▶ _THE PROBLEM_: Among the lines of the records, find all that carry the word "value" and copy them.
*** Opening LISTED ENTRIES ***
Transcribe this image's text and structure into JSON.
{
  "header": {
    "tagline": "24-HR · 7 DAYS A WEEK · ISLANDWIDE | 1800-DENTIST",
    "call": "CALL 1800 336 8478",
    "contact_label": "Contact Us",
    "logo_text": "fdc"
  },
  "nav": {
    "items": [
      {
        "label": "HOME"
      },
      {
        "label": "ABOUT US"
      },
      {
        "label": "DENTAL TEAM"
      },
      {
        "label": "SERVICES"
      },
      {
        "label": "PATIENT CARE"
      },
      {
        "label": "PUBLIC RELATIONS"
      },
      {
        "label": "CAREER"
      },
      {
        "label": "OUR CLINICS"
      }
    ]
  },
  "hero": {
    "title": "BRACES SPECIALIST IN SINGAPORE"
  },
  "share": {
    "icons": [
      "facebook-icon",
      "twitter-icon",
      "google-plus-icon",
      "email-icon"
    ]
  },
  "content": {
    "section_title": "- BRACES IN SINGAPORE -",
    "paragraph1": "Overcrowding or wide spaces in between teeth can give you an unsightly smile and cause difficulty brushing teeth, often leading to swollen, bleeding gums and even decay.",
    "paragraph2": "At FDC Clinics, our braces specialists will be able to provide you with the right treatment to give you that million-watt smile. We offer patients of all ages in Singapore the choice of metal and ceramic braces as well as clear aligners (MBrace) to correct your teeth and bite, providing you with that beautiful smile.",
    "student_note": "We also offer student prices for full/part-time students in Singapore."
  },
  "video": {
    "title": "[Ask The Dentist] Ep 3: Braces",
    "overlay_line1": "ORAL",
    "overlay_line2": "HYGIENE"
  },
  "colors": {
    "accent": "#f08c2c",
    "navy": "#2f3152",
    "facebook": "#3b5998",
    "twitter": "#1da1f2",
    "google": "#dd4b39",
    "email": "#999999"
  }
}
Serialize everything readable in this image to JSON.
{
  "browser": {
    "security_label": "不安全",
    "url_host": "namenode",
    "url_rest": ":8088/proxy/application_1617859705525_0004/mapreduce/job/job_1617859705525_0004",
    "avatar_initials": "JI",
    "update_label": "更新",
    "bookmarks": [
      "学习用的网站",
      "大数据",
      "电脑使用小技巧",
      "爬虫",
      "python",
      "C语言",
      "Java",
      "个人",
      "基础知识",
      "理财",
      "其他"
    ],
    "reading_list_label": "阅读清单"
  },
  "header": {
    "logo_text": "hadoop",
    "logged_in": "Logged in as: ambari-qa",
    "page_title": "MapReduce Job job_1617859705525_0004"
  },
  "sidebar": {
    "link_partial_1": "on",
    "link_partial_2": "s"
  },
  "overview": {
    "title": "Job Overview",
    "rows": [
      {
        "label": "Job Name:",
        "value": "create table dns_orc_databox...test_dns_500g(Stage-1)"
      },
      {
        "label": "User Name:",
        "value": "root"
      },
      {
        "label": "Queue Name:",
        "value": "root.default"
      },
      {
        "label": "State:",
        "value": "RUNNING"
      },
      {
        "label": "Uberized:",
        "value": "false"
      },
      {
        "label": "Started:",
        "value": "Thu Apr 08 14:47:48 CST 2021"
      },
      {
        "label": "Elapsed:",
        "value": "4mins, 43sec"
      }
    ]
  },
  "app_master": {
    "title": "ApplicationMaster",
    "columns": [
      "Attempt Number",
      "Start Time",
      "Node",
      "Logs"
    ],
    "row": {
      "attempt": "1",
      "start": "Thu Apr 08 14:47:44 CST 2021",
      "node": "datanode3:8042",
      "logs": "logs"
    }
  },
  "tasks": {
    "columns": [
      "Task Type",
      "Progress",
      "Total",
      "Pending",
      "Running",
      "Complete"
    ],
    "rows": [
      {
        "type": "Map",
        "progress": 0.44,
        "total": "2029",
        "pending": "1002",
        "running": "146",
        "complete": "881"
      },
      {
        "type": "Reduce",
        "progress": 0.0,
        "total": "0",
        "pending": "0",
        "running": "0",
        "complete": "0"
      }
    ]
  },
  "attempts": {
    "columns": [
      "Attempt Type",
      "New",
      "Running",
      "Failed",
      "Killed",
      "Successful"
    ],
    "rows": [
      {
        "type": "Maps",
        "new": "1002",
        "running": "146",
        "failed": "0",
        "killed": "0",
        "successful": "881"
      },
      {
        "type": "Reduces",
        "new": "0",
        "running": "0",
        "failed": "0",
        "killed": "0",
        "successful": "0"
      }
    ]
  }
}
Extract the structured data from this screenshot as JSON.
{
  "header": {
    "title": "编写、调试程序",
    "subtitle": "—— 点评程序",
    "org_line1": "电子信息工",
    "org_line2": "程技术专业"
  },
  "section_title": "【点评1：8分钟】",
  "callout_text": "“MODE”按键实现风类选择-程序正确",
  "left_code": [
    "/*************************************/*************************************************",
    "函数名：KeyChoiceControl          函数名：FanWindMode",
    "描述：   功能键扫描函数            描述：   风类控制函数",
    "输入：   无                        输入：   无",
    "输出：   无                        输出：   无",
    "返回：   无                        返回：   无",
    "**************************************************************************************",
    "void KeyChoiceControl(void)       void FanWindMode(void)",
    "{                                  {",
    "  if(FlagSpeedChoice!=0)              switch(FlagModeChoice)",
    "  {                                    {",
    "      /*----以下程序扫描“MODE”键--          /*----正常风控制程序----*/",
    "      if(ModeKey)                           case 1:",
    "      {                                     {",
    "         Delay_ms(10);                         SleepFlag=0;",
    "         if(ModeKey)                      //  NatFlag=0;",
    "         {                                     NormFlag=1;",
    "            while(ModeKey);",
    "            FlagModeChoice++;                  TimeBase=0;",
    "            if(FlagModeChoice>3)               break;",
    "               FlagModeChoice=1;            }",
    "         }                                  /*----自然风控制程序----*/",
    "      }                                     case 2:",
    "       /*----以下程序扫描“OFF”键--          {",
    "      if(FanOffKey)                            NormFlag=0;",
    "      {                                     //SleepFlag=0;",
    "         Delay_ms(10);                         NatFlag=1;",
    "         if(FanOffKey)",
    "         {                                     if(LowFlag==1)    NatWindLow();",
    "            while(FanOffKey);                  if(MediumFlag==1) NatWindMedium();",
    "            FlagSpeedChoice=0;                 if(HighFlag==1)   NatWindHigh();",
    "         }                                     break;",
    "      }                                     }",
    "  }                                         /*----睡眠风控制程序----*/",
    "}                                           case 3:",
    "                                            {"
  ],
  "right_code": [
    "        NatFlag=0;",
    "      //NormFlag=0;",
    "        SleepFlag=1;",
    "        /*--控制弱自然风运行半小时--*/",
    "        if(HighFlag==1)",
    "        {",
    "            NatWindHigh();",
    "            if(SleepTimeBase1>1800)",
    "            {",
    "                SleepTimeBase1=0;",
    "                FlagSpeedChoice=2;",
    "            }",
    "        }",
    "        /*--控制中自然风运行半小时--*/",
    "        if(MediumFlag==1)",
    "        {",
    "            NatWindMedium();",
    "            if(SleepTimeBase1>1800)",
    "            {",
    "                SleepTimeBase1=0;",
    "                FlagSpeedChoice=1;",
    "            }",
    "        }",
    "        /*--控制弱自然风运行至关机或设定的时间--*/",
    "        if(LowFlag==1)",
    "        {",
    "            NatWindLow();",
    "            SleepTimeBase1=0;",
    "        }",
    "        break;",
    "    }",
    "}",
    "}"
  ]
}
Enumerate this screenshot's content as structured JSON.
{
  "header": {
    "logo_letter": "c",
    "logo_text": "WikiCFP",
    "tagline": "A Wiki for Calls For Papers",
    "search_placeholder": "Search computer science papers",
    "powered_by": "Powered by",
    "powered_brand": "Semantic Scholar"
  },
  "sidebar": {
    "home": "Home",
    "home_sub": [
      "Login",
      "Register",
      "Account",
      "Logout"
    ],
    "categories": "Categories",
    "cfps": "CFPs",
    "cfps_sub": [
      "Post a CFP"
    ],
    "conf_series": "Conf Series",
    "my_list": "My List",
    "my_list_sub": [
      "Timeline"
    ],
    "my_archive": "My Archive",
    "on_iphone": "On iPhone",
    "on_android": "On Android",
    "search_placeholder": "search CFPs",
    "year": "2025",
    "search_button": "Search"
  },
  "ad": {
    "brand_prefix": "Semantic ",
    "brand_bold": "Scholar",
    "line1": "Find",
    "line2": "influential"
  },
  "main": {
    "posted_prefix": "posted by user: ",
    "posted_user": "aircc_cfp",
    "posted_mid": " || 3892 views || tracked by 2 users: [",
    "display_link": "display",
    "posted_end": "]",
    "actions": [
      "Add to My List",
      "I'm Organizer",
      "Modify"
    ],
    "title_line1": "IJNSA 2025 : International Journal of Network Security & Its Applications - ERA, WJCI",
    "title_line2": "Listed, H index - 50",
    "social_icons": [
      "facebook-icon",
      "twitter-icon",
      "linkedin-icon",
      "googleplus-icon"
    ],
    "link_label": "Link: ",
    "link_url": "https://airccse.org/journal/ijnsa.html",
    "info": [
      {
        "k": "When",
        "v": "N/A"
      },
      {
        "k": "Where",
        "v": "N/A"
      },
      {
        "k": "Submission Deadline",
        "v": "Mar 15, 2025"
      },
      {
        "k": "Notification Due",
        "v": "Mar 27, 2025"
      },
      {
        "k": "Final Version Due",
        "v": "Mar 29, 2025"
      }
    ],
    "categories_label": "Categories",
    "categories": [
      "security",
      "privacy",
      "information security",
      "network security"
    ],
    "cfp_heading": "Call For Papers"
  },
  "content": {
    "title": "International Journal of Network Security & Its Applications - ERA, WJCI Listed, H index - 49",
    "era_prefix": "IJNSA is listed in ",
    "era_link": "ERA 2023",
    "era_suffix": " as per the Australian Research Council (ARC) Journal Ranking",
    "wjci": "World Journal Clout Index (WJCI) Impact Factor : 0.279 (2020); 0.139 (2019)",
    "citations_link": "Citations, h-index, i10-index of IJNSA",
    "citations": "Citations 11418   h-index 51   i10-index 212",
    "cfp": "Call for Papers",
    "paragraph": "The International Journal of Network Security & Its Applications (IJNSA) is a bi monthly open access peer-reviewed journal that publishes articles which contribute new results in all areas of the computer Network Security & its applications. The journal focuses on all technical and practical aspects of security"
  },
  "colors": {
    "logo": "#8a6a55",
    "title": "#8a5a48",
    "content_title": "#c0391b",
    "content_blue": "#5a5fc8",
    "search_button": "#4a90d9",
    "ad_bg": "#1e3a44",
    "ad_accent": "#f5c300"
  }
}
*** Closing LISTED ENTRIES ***
▶ _EXERCISE RESULT_:
        "value": "create table dns_orc_databox...test_dns_500g(Stage-1)"
        "value": "root"
        "value": "root.default"
        "value": "RUNNING"
        "value": "false"
        "value": "Thu Apr 08 14:47:48 CST 2021"
        "value": "4mins, 43sec"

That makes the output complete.